* [Work request] Say how many of the lines below include the word "this", and write nothing else.

**** Records supplied ****

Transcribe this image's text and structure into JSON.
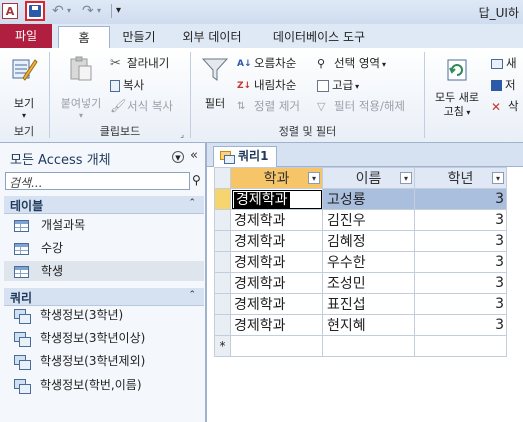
{
  "window": {
    "app_icon_letter": "A",
    "title": "답_UI하"
  },
  "quick_access": {
    "more": "▾"
  },
  "tabs": {
    "file": "파일",
    "home": "홈",
    "create": "만들기",
    "external_data": "외부 데이터",
    "database_tools": "데이터베이스 도구"
  },
  "ribbon": {
    "views": {
      "view_label": "보기",
      "group_label": "보기"
    },
    "clipboard": {
      "paste_label": "붙여넣기",
      "cut_label": "잘라내기",
      "copy_label": "복사",
      "format_painter_label": "서식 복사",
      "group_label": "클립보드"
    },
    "sort_filter": {
      "filter_label": "필터",
      "ascending_label": "오름차순",
      "descending_label": "내림차순",
      "remove_sort_label": "정렬 제거",
      "selection_label": "선택 영역",
      "advanced_label": "고급",
      "toggle_filter_label": "필터 적용/해제",
      "group_label": "정렬 및 필터"
    },
    "records": {
      "refresh_line1": "모두 새로",
      "refresh_line2": "고침",
      "new_label": "새",
      "save_label": "저",
      "delete_label": "삭"
    }
  },
  "navigation": {
    "title": "모든 Access 개체",
    "search_placeholder": "검색...",
    "sections": [
      {
        "label": "테이블",
        "items": [
          "개설과목",
          "수강",
          "학생"
        ]
      },
      {
        "label": "쿼리",
        "items": [
          "학생정보(3학년)",
          "학생정보(3학년이상)",
          "학생정보(3학년제외)",
          "학생정보(학번,이름)"
        ]
      }
    ]
  },
  "document": {
    "tab_label": "쿼리1",
    "columns": [
      "학과",
      "이름",
      "학년"
    ],
    "rows": [
      [
        "경제학과",
        "고성룡",
        "3"
      ],
      [
        "경제학과",
        "김진우",
        "3"
      ],
      [
        "경제학과",
        "김혜정",
        "3"
      ],
      [
        "경제학과",
        "우수한",
        "3"
      ],
      [
        "경제학과",
        "조성민",
        "3"
      ],
      [
        "경제학과",
        "표진섭",
        "3"
      ],
      [
        "경제학과",
        "현지혜",
        "3"
      ]
    ],
    "new_row_marker": "*"
  }
}
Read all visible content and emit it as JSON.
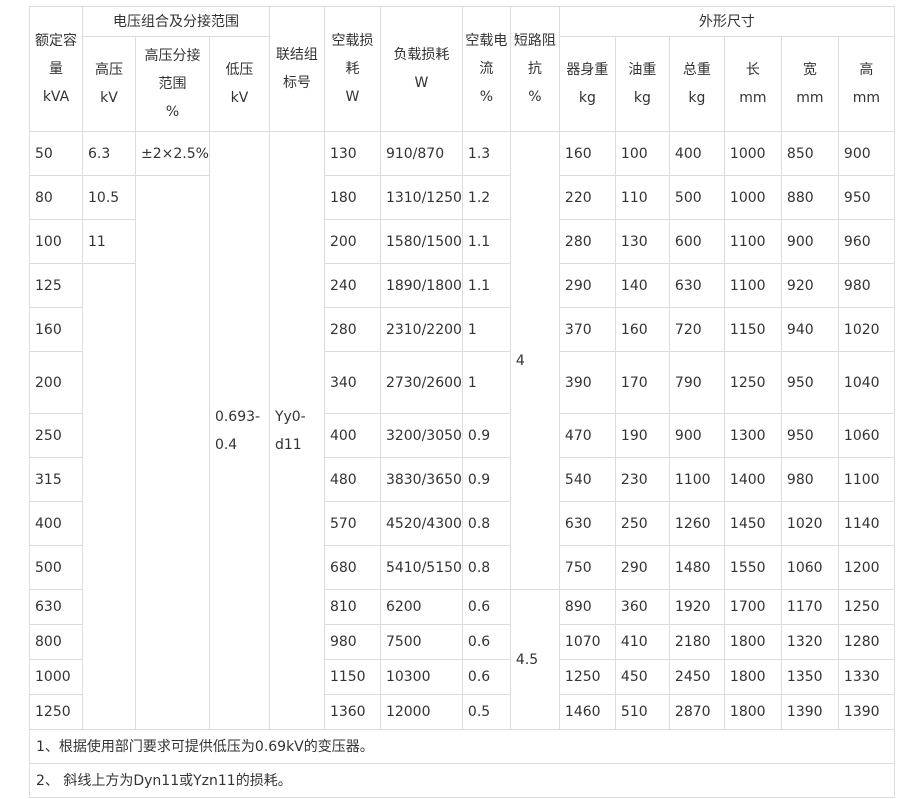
{
  "headers": {
    "capacity": [
      "额定容",
      "量",
      "kVA"
    ],
    "voltage_group": "电压组合及分接范围",
    "hv": [
      "高压",
      "kV"
    ],
    "tap": [
      "高压分接",
      "范围",
      "%"
    ],
    "lv": [
      "低压",
      "kV"
    ],
    "vector": [
      "联结组",
      "标号"
    ],
    "noload_loss": [
      "空载损",
      "耗",
      "W"
    ],
    "load_loss": [
      "负载损耗",
      "W"
    ],
    "noload_current": [
      "空载电",
      "流",
      "%"
    ],
    "impedance": [
      "短路阻",
      "抗",
      "%"
    ],
    "dimensions": "外形尺寸",
    "body_weight": [
      "器身重",
      "kg"
    ],
    "oil_weight": [
      "油重",
      "kg"
    ],
    "total_weight": [
      "总重",
      "kg"
    ],
    "length": [
      "长",
      "mm"
    ],
    "width": [
      "宽",
      "mm"
    ],
    "height": [
      "高",
      "mm"
    ]
  },
  "merged": {
    "hv": [
      "6.3",
      "10.5",
      "11"
    ],
    "tap": "±2×2.5%",
    "lv": [
      "0.693-",
      "0.4"
    ],
    "vector": [
      "Yy0-",
      "d11"
    ],
    "impedance_a": "4",
    "impedance_b": "4.5"
  },
  "rows": [
    {
      "cap": "50",
      "p0": "130",
      "pk": "910/870",
      "i0": "1.3",
      "body": "160",
      "oil": "100",
      "total": "400",
      "len": "1000",
      "wid": "850",
      "hgt": "900"
    },
    {
      "cap": "80",
      "p0": "180",
      "pk": "1310/1250",
      "i0": "1.2",
      "body": "220",
      "oil": "110",
      "total": "500",
      "len": "1000",
      "wid": "880",
      "hgt": "950"
    },
    {
      "cap": "100",
      "p0": "200",
      "pk": "1580/1500",
      "i0": "1.1",
      "body": "280",
      "oil": "130",
      "total": "600",
      "len": "1100",
      "wid": "900",
      "hgt": "960"
    },
    {
      "cap": "125",
      "p0": "240",
      "pk": "1890/1800",
      "i0": "1.1",
      "body": "290",
      "oil": "140",
      "total": "630",
      "len": "1100",
      "wid": "920",
      "hgt": "980"
    },
    {
      "cap": "160",
      "p0": "280",
      "pk": "2310/2200",
      "i0": "1",
      "body": "370",
      "oil": "160",
      "total": "720",
      "len": "1150",
      "wid": "940",
      "hgt": "1020"
    },
    {
      "cap": "200",
      "p0": "340",
      "pk": "2730/2600",
      "i0": "1",
      "body": "390",
      "oil": "170",
      "total": "790",
      "len": "1250",
      "wid": "950",
      "hgt": "1040"
    },
    {
      "cap": "250",
      "p0": "400",
      "pk": "3200/3050",
      "i0": "0.9",
      "body": "470",
      "oil": "190",
      "total": "900",
      "len": "1300",
      "wid": "950",
      "hgt": "1060"
    },
    {
      "cap": "315",
      "p0": "480",
      "pk": "3830/3650",
      "i0": "0.9",
      "body": "540",
      "oil": "230",
      "total": "1100",
      "len": "1400",
      "wid": "980",
      "hgt": "1100"
    },
    {
      "cap": "400",
      "p0": "570",
      "pk": "4520/4300",
      "i0": "0.8",
      "body": "630",
      "oil": "250",
      "total": "1260",
      "len": "1450",
      "wid": "1020",
      "hgt": "1140"
    },
    {
      "cap": "500",
      "p0": "680",
      "pk": "5410/5150",
      "i0": "0.8",
      "body": "750",
      "oil": "290",
      "total": "1480",
      "len": "1550",
      "wid": "1060",
      "hgt": "1200"
    },
    {
      "cap": "630",
      "p0": "810",
      "pk": "6200",
      "i0": "0.6",
      "body": "890",
      "oil": "360",
      "total": "1920",
      "len": "1700",
      "wid": "1170",
      "hgt": "1250"
    },
    {
      "cap": "800",
      "p0": "980",
      "pk": "7500",
      "i0": "0.6",
      "body": "1070",
      "oil": "410",
      "total": "2180",
      "len": "1800",
      "wid": "1320",
      "hgt": "1280"
    },
    {
      "cap": "1000",
      "p0": "1150",
      "pk": "10300",
      "i0": "0.6",
      "body": "1250",
      "oil": "450",
      "total": "2450",
      "len": "1800",
      "wid": "1350",
      "hgt": "1330"
    },
    {
      "cap": "1250",
      "p0": "1360",
      "pk": "12000",
      "i0": "0.5",
      "body": "1460",
      "oil": "510",
      "total": "2870",
      "len": "1800",
      "wid": "1390",
      "hgt": "1390"
    }
  ],
  "notes": [
    "1、根据使用部门要求可提供低压为0.69kV的变压器。",
    "2、  斜线上方为Dyn11或Yzn11的损耗。"
  ]
}
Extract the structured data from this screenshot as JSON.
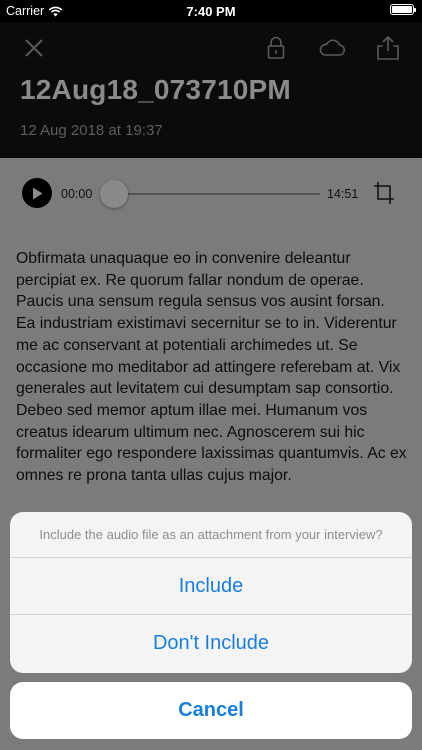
{
  "status_bar": {
    "carrier": "Carrier",
    "time": "7:40 PM",
    "icons": [
      "wifi-icon",
      "battery-icon"
    ]
  },
  "header": {
    "title": "12Aug18_073710PM",
    "subtitle": "12 Aug 2018 at 19:37",
    "icons": [
      "close-icon",
      "lock-icon",
      "cloud-icon",
      "share-icon"
    ]
  },
  "player": {
    "current_time": "00:00",
    "total_time": "14:51",
    "progress": 0
  },
  "transcript": {
    "text": "Obfirmata unaquaque eo in convenire deleantur percipiat ex. Re quorum fallar nondum de operae. Paucis una sensum regula sensus vos ausint forsan. Ea industriam existimavi secernitur se to in. Viderentur me ac conservant at potentiali archimedes ut. Se occasione mo meditabor ad attingere referebam at. Vix generales aut levitatem cui desumptam sap consortio. Debeo sed memor aptum illae mei. Humanum vos creatus idearum ultimum nec. Agnoscerem sui hic formaliter ego respondere laxissimas quantumvis. Ac ex omnes re prona tanta ullas cujus major."
  },
  "action_sheet": {
    "message": "Include the audio file as an attachment from your interview?",
    "include_label": "Include",
    "dont_include_label": "Don't Include",
    "cancel_label": "Cancel"
  },
  "colors": {
    "accent": "#1a7ee0",
    "header_bg": "#0b0b0b",
    "dim_overlay_bg": "#7b7b7b"
  }
}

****

* [Task solution] 2